This past weekend, I was reminded of just how much words hurt–even when they weren’t intended to be hurtful.
We had gathered with some of Mr. Keller’s family at his grandparent’s home to enjoy an evening with family along with some pizza. Mr. Keller, the Keller Kids, and I really enjoy these evenings. It’s a wonderful opportunity for the Keller Kids to interact with their grandparents and great-grandparents as well as a chance for them to play with their cousins. Mr. Keller and I also love to catch up with his family, and I love that I don’t have to cook!
It was just after we had finished our dessert that I was reminded how much words hurt. We were discussing how St. Mary’s Church had sponsored a beer and wine tent at our local carnival when someone at the table said she had “never met a good Catholic.” I was a little shocked and stunned given that everyone at the table knew that I was born and raised Catholic so I responded, “hey, that’s my whole family.” Mr. Keller’s mom and grandmother were also quick to chime in that they each knew good Catholics; however, the other person simply responded that she “was sticking with what [she] had said.” At that point, I was so hurt and shocked that all I could say, in a small voice, was “that’s not very nice.”
Truly, I was so hurt that I could barely breathe. I very rarely worry about the opinions of others so when someone says something negative about me, it almost never bothers me, but this–this was directed at my entire extended family. People I’ve known from birth who have done absolutely nothing to deserve to be damned by someone who barely–if at all–knew them.

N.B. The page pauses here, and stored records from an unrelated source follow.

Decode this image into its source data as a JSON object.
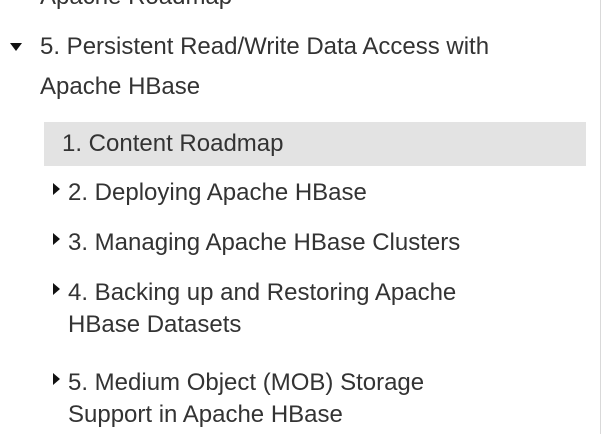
{
  "toc": {
    "clipped_text": "Apache Roadmap",
    "section": {
      "line1": "5. Persistent Read/Write Data Access with",
      "line2": "Apache HBase"
    },
    "items": [
      {
        "label": "1. Content Roadmap"
      },
      {
        "label": "2. Deploying Apache HBase"
      },
      {
        "label": "3. Managing Apache HBase Clusters"
      },
      {
        "line1": "4. Backing up and Restoring Apache",
        "line2": "HBase Datasets"
      },
      {
        "line1": "5. Medium Object (MOB) Storage",
        "line2": "Support in Apache HBase"
      }
    ]
  },
  "colors": {
    "text": "#333333",
    "selected_bg": "#e3e3e3",
    "caret": "#111111"
  },
  "icons": {
    "expanded": "caret-down-icon",
    "collapsed": "caret-right-icon"
  }
}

I had to leave. Normally, Mr. Keller and I stay at these Sunday evening gatherings until it’s pretty late, but I just couldn’t do it. I started putting away our dirty plates and utensils and folding up chairs in absolute silence. Then, I looked at Mr. Keller and said, quietly, “We need to leave. I have to leave.” He could tell that I was upset and agreed. Normally, I have to drag Mr. Keller away from social opportunities, but not that night.
On the way home, I realized that the person who had upset me may not have realized how truly hurtful her statement was. I texted her, letting her know that her statement had been very hurtful and not very Christian-like. After some dialog back and forth, she responded that I was simply making this into too big of a deal; perhaps I was. It’s entirely likely that her initial statement was not meant to hurt anyone at the table, and, perhaps, it wasn’t meant to hurt anyone at all, but her refusal to back down from saying it is what had truly upset me.
Honestly, at this point, it doesn’t matter. What does matter is that this interaction was a learning experience and reminder for me. Words hurt. Whether they are said in a heated argument, offhand, or directly at someone, words hurt.
It’s a reminder to me of how easy it is to say something that hurts another person without ever.having intended to hurt them. I know that I’ve said many many things the wrong way. I know that I’ve hurt people without ever intending to do so, and I know that I’ve reacted the same way that the person who hurt me did. That is, I responded in a way that belittled the other person’s feelings. This interaction last Sunday has served to remind me that whether I intended to or not, if I hurt another person’s feelings with my words, I owe them an apology. No one deserves to feel as helplessly hurt and angry as I did that night, and I hope to never make someone feel that way again.
I think about how much words can hurt when I think about my interactions with my children, too. Just one or two badly worded sentences, and I could really bruise my children’s feelings. They don’t deserve that. Just as importantly, it’s my job to provide the Keller Kids with a good example on how to treat others; I need to be sure that’s what I’m doing. This really served as a wake up call for me!
Every interaction–whether it’s a positive or a negative interaction–with another person is an opportunity to learn. I was reminded of just how much words hurt, and, though I could wish the reminder hadn’t happened, I’m thankful for the opportunity to correct my own actions going forward. I pray that I remember this lesson and that I truly grow into a better person.